Jan. 6 defendant who sprayed line of police sentenced after tearful apology
A Jan. 6 defendant who sprayed a chemical irritant at about 15 police officers — and later bragged about it in a video interview — was sentenced Wednesday to 68 months in prison. This is one of the stiffest Jan. 6 sentences handed down to date.
Daniel Caldwell, a 51-year-old Marine Corps veteran, delivered a tearful apology in court to the officers he sprayed, expressing remorse for his actions that day and pleading with U.S. District Judge Colleen Kollar-Kotelly for mercy.
But Kollar-Kotelly repeatedly described Caldwell as an “insurrectionist” and noted that his deployment of chemical spray at officers created such an intense cloud that it nearly broke the depleted police line by itself. Though no officers directly attributed their injuries that day to Caldwell’s actions, Kollar-Kotelly said his actions undoubtedly contributed to their physical and psychological trauma.
“You’re entitled to your political views but not to an insurrection," the judge said. “You were an insurrectionist.”
Caldwell has remained in pretrial custody since Feb. 10, 2021 — 721 days, he noted — and was one of the earliest charged with a direct assault on police that day.
But Caldwell’s hearing was most notable for the extensive expression of remorse, delivered almost entirely through tears, to a nearly empty courtroom.
“I must face my actions head on,” he said, before delivering a voluminous apology to the officers he attacked. “I hope that you and our country never have to face another day like January 6th.”
Caldwell said he spent the days immediately after the attack rationalizing what he did and looking for validation from family, friends and his attorney. He said he now looks back at his actions and “it literally floors me.”
He described himself as “ashamed” and “embarrassed” about his conduct and described efforts to better himself while in custody, reading self-help books and reflecting on how he became a catalyst of violence that day.
“I clearly let my emotions take control,” he said. “Being a Marine, I should have known better. … I wish I could take it back, but I can’t.”
As his sister, one of his daughters and her husband looked on, Caldwell lamented that he’d likely miss the birth of his first grandchild while incarcerated and was unable to repair a “broken relationship” with his biological mother, who passed away while he was in pretrial incarceration. He expressed regret that he’d miss his middle child’s military deployment and would be unable to be there for his aging father, who is battling cancer. His youngest son told family members that he felt like his “dad died,” Caldwell recalled.

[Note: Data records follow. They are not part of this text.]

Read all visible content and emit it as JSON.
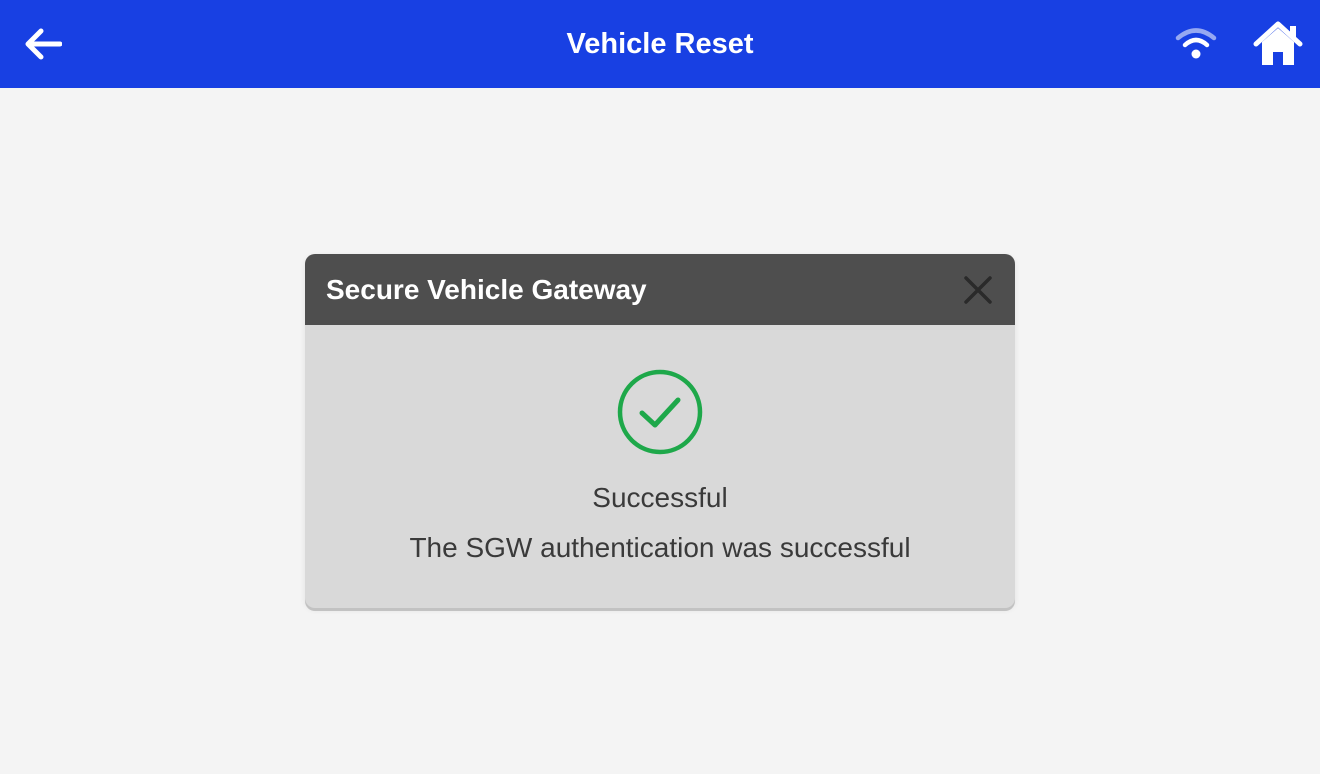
{
  "header": {
    "title": "Vehicle Reset",
    "back_icon": "arrow-left-icon",
    "wifi_icon": "wifi-icon",
    "home_icon": "home-icon",
    "background_color": "#1840e3"
  },
  "dialog": {
    "title": "Secure Vehicle Gateway",
    "close_icon": "close-icon",
    "status_icon": "check-circle-icon",
    "status_color": "#1ea84a",
    "status": "Successful",
    "message": "The SGW authentication was successful"
  }
}
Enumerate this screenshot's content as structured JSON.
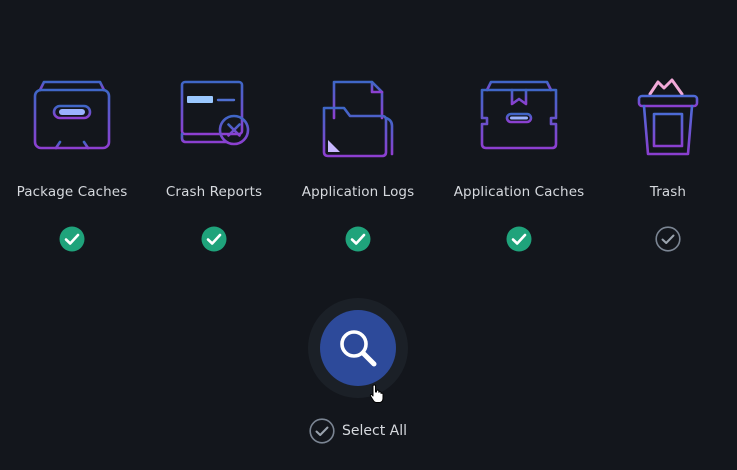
{
  "categories": [
    {
      "label": "Package Caches",
      "checked": true,
      "icon": "package-box-icon"
    },
    {
      "label": "Crash Reports",
      "checked": true,
      "icon": "crash-report-icon"
    },
    {
      "label": "Application Logs",
      "checked": true,
      "icon": "folder-logs-icon"
    },
    {
      "label": "Application Caches",
      "checked": true,
      "icon": "app-cache-box-icon"
    },
    {
      "label": "Trash",
      "checked": false,
      "icon": "trash-basket-icon"
    }
  ],
  "scan": {
    "icon": "search-icon"
  },
  "select_all": {
    "label": "Select All",
    "checked": false
  },
  "colors": {
    "background": "#13161c",
    "check_active": "#1fa37b",
    "check_inactive_ring": "#7b8593",
    "scan_button": "#2d4a9a",
    "icon_gradient_top": "#3f67c7",
    "icon_gradient_bottom": "#8d3fd0"
  }
}
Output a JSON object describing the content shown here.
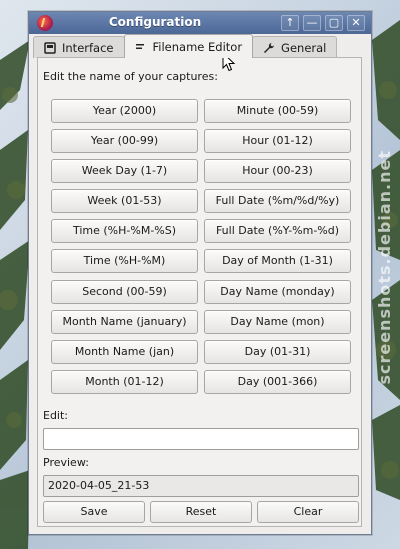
{
  "window": {
    "title": "Configuration",
    "controls": [
      "↑",
      "—",
      "▢",
      "✕"
    ]
  },
  "tabs": [
    {
      "label": "Interface",
      "icon": "interface-icon",
      "active": false
    },
    {
      "label": "Filename Editor",
      "icon": "text-lines-icon",
      "active": true
    },
    {
      "label": "General",
      "icon": "wrench-icon",
      "active": false
    }
  ],
  "editor": {
    "prompt": "Edit the name of your captures:",
    "buttons_left": [
      "Year (2000)",
      "Year (00-99)",
      "Week Day (1-7)",
      "Week (01-53)",
      "Time (%H-%M-%S)",
      "Time (%H-%M)",
      "Second (00-59)",
      "Month Name (january)",
      "Month Name (jan)",
      "Month (01-12)"
    ],
    "buttons_right": [
      "Minute (00-59)",
      "Hour (01-12)",
      "Hour (00-23)",
      "Full Date (%m/%d/%y)",
      "Full Date (%Y-%m-%d)",
      "Day of Month (1-31)",
      "Day Name (monday)",
      "Day Name (mon)",
      "Day (01-31)",
      "Day (001-366)"
    ],
    "edit_label": "Edit:",
    "edit_value": "",
    "preview_label": "Preview:",
    "preview_value": "2020-04-05_21-53",
    "save_label": "Save",
    "reset_label": "Reset",
    "clear_label": "Clear"
  },
  "background": {
    "watermark": "screenshots.debian.net"
  }
}
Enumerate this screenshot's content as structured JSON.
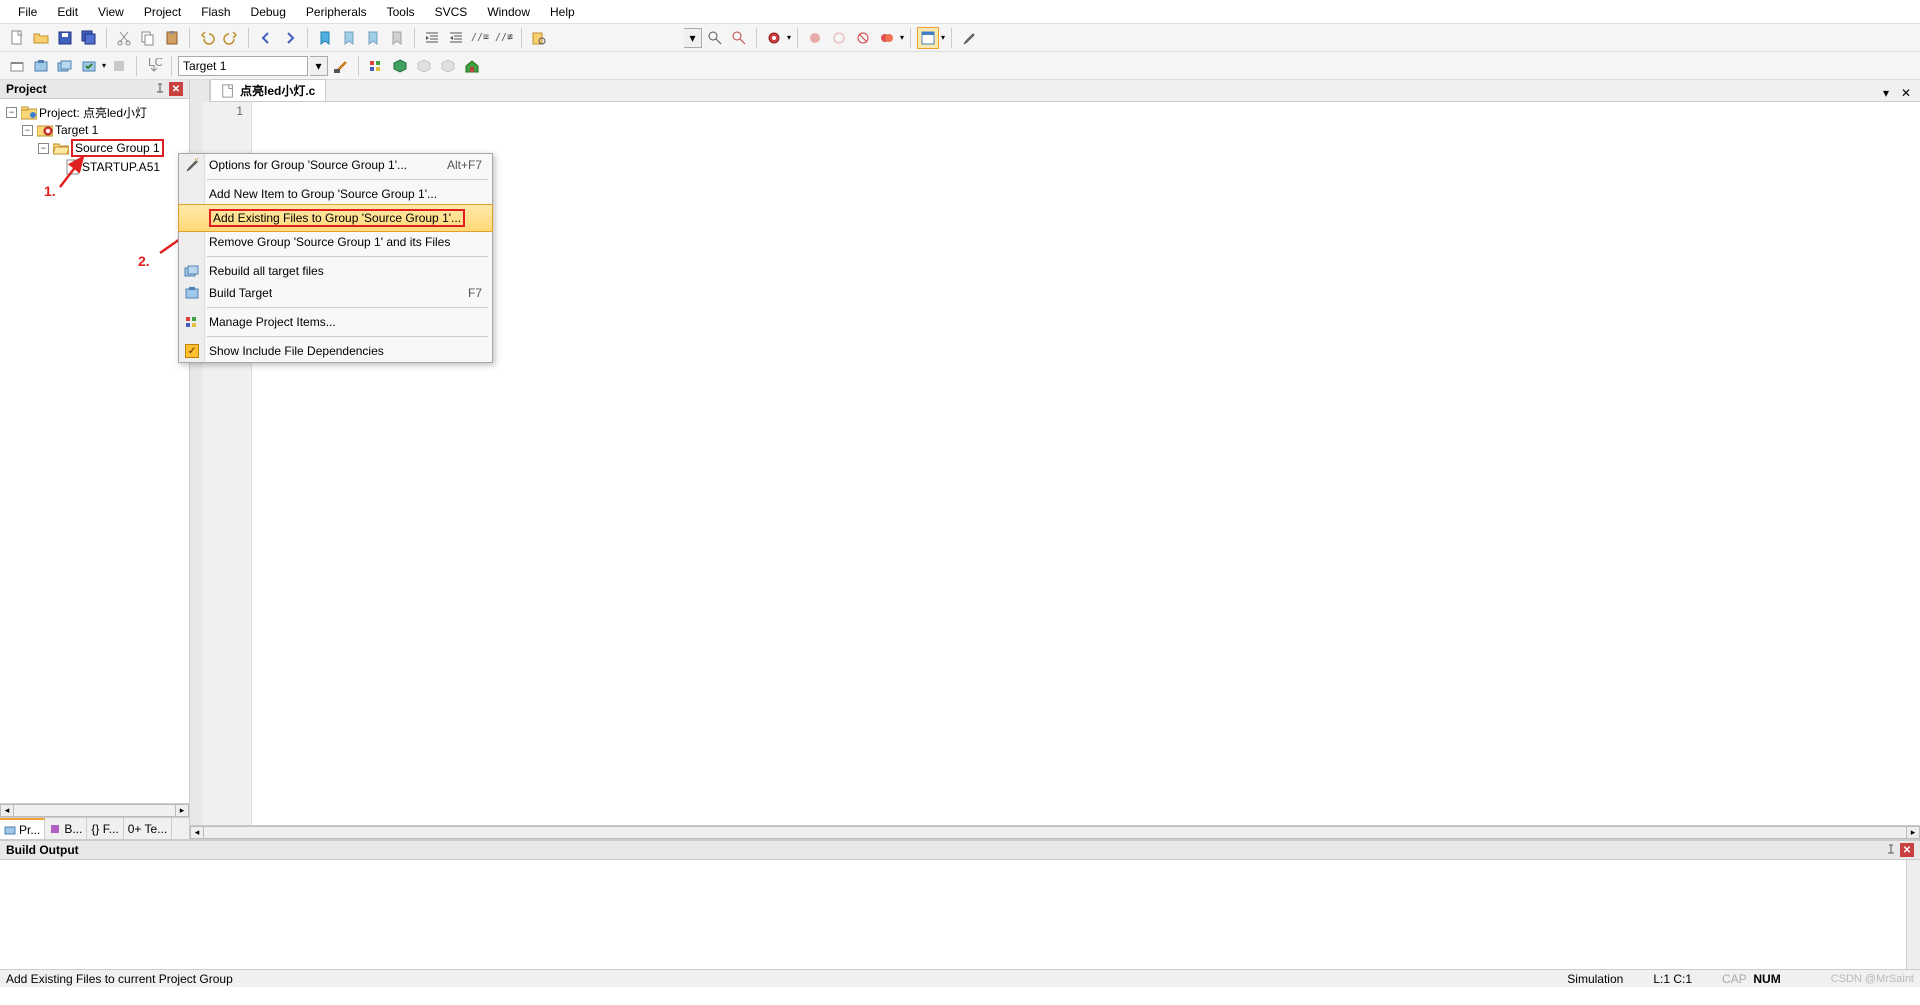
{
  "menubar": [
    "File",
    "Edit",
    "View",
    "Project",
    "Flash",
    "Debug",
    "Peripherals",
    "Tools",
    "SVCS",
    "Window",
    "Help"
  ],
  "toolbar2": {
    "target_value": "Target 1"
  },
  "project_panel": {
    "title": "Project",
    "root": "Project: 点亮led小灯",
    "target": "Target 1",
    "group": "Source Group 1",
    "file": "STARTUP.A51",
    "tabs": [
      "Pr...",
      "B...",
      "{} F...",
      "0+ Te..."
    ]
  },
  "editor": {
    "tab_name": "点亮led小灯.c",
    "line_no": "1"
  },
  "context_menu": {
    "options": {
      "label": "Options for Group 'Source Group 1'...",
      "shortcut": "Alt+F7"
    },
    "add_new": "Add New  Item to Group 'Source Group 1'...",
    "add_existing": "Add Existing Files to Group 'Source Group 1'...",
    "remove": "Remove Group 'Source Group 1' and its Files",
    "rebuild": "Rebuild all target files",
    "build": {
      "label": "Build Target",
      "shortcut": "F7"
    },
    "manage": "Manage Project Items...",
    "show_include": "Show Include File Dependencies"
  },
  "annotations": {
    "one": "1.",
    "two": "2."
  },
  "build_output": {
    "title": "Build Output"
  },
  "statusbar": {
    "hint": "Add Existing Files to current Project Group",
    "mode": "Simulation",
    "pos": "L:1 C:1",
    "caps": "CAP",
    "num": "NUM",
    "watermark": "CSDN @MrSaint"
  }
}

Caldwell’s wife, now the sole provider for the household, was struggling to get by.
“Knowing their pain is crushing my heart,” Caldwell said. “I have paid a high price, and I accept that I still have to pay more.”
Kollar-Kotelly said she appreciated his statement of apology to the officers, but as a Marine, he should have directed his apology to the whole country.
She described in detail his attack on officers, noting that one officer who he sprayed began to “vomit uncontrollably.” The air was so thick with chemicals that it wasn’t clear whether the officers he hit were injured by him directly or by a combination of factors. No victims delivered statements to the court ahead of sentencing.
Kollar-Kotelly also put his involvement in the broader Jan. 6 attack in the context of previous challenges to the United States government. She said it was crucial for her sentence to “fortify against the revolutionary fervor that you and others felt on Jan. 6 and may still feel today.”
“Insurrection is not,” she said, “and cannot ever be warranted.”